-------- Exercise materials

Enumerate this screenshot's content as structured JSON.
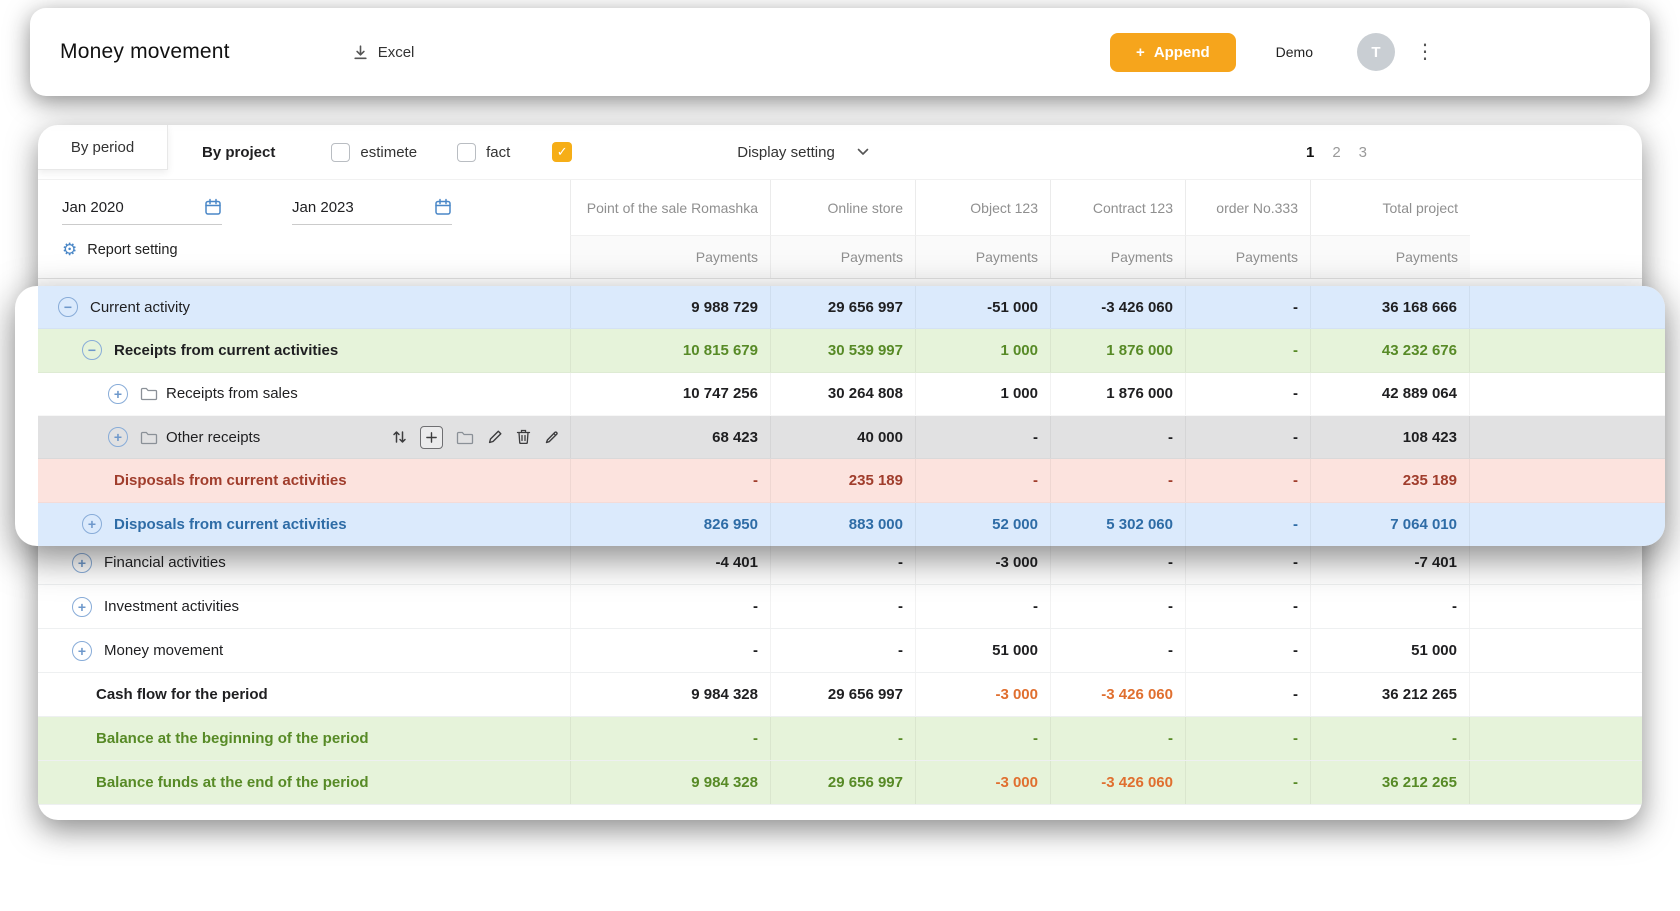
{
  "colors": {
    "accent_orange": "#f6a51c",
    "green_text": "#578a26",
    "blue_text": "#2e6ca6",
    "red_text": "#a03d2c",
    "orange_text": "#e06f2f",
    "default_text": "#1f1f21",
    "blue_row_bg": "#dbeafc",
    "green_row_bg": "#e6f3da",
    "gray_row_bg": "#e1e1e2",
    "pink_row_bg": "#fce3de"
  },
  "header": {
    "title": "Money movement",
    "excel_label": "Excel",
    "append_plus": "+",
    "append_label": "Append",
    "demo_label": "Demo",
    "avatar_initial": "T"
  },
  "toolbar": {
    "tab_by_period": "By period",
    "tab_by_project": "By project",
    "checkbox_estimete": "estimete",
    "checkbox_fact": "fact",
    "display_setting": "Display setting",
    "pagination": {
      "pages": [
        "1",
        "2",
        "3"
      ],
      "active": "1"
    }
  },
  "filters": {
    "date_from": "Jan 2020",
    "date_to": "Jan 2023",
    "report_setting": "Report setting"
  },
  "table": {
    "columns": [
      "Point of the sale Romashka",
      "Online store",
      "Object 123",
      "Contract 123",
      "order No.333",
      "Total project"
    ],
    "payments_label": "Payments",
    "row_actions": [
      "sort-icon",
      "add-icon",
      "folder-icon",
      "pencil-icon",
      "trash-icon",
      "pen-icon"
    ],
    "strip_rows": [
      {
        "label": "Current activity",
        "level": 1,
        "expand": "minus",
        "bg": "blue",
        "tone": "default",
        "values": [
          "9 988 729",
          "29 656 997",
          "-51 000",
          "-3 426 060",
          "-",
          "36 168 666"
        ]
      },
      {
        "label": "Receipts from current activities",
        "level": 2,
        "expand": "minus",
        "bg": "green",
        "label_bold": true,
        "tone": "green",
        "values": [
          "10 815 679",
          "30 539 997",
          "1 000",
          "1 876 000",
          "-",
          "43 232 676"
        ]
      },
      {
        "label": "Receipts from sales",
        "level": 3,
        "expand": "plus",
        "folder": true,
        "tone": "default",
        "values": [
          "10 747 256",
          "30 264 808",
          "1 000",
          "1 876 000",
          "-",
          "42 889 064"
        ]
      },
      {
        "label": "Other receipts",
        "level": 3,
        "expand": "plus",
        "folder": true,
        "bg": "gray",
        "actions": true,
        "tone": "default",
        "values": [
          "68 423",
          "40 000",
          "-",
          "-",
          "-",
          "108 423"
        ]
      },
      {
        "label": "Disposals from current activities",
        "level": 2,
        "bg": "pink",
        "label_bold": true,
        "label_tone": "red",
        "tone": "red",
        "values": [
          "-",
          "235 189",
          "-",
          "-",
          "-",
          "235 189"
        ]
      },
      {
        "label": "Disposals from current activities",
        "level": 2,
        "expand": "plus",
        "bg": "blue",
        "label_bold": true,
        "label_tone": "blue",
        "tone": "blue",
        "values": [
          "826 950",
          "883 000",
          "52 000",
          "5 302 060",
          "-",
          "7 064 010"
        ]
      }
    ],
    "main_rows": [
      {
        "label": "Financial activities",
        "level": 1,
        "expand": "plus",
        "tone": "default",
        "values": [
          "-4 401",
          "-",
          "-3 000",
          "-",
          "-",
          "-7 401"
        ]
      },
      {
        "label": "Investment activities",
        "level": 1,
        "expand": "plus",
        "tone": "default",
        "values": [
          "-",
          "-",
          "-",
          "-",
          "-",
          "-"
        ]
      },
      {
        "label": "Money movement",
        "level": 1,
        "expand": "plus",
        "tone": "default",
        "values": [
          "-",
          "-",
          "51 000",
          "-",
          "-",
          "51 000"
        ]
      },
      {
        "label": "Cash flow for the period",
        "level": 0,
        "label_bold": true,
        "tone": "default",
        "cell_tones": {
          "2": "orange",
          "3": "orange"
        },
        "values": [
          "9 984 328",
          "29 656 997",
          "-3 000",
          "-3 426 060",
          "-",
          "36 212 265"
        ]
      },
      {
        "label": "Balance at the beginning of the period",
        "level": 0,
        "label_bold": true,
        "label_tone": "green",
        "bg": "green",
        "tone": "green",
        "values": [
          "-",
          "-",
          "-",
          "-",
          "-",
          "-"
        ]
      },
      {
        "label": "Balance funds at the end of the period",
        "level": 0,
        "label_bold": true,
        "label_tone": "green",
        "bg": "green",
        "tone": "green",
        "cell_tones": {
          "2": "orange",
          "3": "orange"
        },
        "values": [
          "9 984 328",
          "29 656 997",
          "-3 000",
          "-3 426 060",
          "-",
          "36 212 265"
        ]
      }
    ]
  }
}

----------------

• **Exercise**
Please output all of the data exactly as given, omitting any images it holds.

• **Solution to this task**
Enumerate this screenshot's content as structured JSON.
{
  "colors": {
    "accent_orange": "#f6a51c",
    "green_text": "#578a26",
    "blue_text": "#2e6ca6",
    "red_text": "#a03d2c",
    "orange_text": "#e06f2f",
    "default_text": "#1f1f21",
    "blue_row_bg": "#dbeafc",
    "green_row_bg": "#e6f3da",
    "gray_row_bg": "#e1e1e2",
    "pink_row_bg": "#fce3de"
  },
  "header": {
    "title": "Money movement",
    "excel_label": "Excel",
    "append_plus": "+",
    "append_label": "Append",
    "demo_label": "Demo",
    "avatar_initial": "T"
  },
  "toolbar": {
    "tab_by_period": "By period",
    "tab_by_project": "By project",
    "checkbox_estimete": "estimete",
    "checkbox_fact": "fact",
    "display_setting": "Display setting",
    "pagination": {
      "pages": [
        "1",
        "2",
        "3"
      ],
      "active": "1"
    }
  },
  "filters": {
    "date_from": "Jan 2020",
    "date_to": "Jan 2023",
    "report_setting": "Report setting"
  },
  "table": {
    "columns": [
      "Point of the sale Romashka",
      "Online store",
      "Object 123",
      "Contract 123",
      "order No.333",
      "Total project"
    ],
    "payments_label": "Payments",
    "row_actions": [
      "sort-icon",
      "add-icon",
      "folder-icon",
      "pencil-icon",
      "trash-icon",
      "pen-icon"
    ],
    "strip_rows": [
      {
        "label": "Current activity",
        "level": 1,
        "expand": "minus",
        "bg": "blue",
        "tone": "default",
        "values": [
          "9 988 729",
          "29 656 997",
          "-51 000",
          "-3 426 060",
          "-",
          "36 168 666"
        ]
      },
      {
        "label": "Receipts from current activities",
        "level": 2,
        "expand": "minus",
        "bg": "green",
        "label_bold": true,
        "tone": "green",
        "values": [
          "10 815 679",
          "30 539 997",
          "1 000",
          "1 876 000",
          "-",
          "43 232 676"
        ]
      },
      {
        "label": "Receipts from sales",
        "level": 3,
        "expand": "plus",
        "folder": true,
        "tone": "default",
        "values": [
          "10 747 256",
          "30 264 808",
          "1 000",
          "1 876 000",
          "-",
          "42 889 064"
        ]
      },
      {
        "label": "Other receipts",
        "level": 3,
        "expand": "plus",
        "folder": true,
        "bg": "gray",
        "actions": true,
        "tone": "default",
        "values": [
          "68 423",
          "40 000",
          "-",
          "-",
          "-",
          "108 423"
        ]
      },
      {
        "label": "Disposals from current activities",
        "level": 2,
        "bg": "pink",
        "label_bold": true,
        "label_tone": "red",
        "tone": "red",
        "values": [
          "-",
          "235 189",
          "-",
          "-",
          "-",
          "235 189"
        ]
      },
      {
        "label": "Disposals from current activities",
        "level": 2,
        "expand": "plus",
        "bg": "blue",
        "label_bold": true,
        "label_tone": "blue",
        "tone": "blue",
        "values": [
          "826 950",
          "883 000",
          "52 000",
          "5 302 060",
          "-",
          "7 064 010"
        ]
      }
    ],
    "main_rows": [
      {
        "label": "Financial activities",
        "level": 1,
        "expand": "plus",
        "tone": "default",
        "values": [
          "-4 401",
          "-",
          "-3 000",
          "-",
          "-",
          "-7 401"
        ]
      },
      {
        "label": "Investment activities",
        "level": 1,
        "expand": "plus",
        "tone": "default",
        "values": [
          "-",
          "-",
          "-",
          "-",
          "-",
          "-"
        ]
      },
      {
        "label": "Money movement",
        "level": 1,
        "expand": "plus",
        "tone": "default",
        "values": [
          "-",
          "-",
          "51 000",
          "-",
          "-",
          "51 000"
        ]
      },
      {
        "label": "Cash flow for the period",
        "level": 0,
        "label_bold": true,
        "tone": "default",
        "cell_tones": {
          "2": "orange",
          "3": "orange"
        },
        "values": [
          "9 984 328",
          "29 656 997",
          "-3 000",
          "-3 426 060",
          "-",
          "36 212 265"
        ]
      },
      {
        "label": "Balance at the beginning of the period",
        "level": 0,
        "label_bold": true,
        "label_tone": "green",
        "bg": "green",
        "tone": "green",
        "values": [
          "-",
          "-",
          "-",
          "-",
          "-",
          "-"
        ]
      },
      {
        "label": "Balance funds at the end of the period",
        "level": 0,
        "label_bold": true,
        "label_tone": "green",
        "bg": "green",
        "tone": "green",
        "cell_tones": {
          "2": "orange",
          "3": "orange"
        },
        "values": [
          "9 984 328",
          "29 656 997",
          "-3 000",
          "-3 426 060",
          "-",
          "36 212 265"
        ]
      }
    ]
  }
}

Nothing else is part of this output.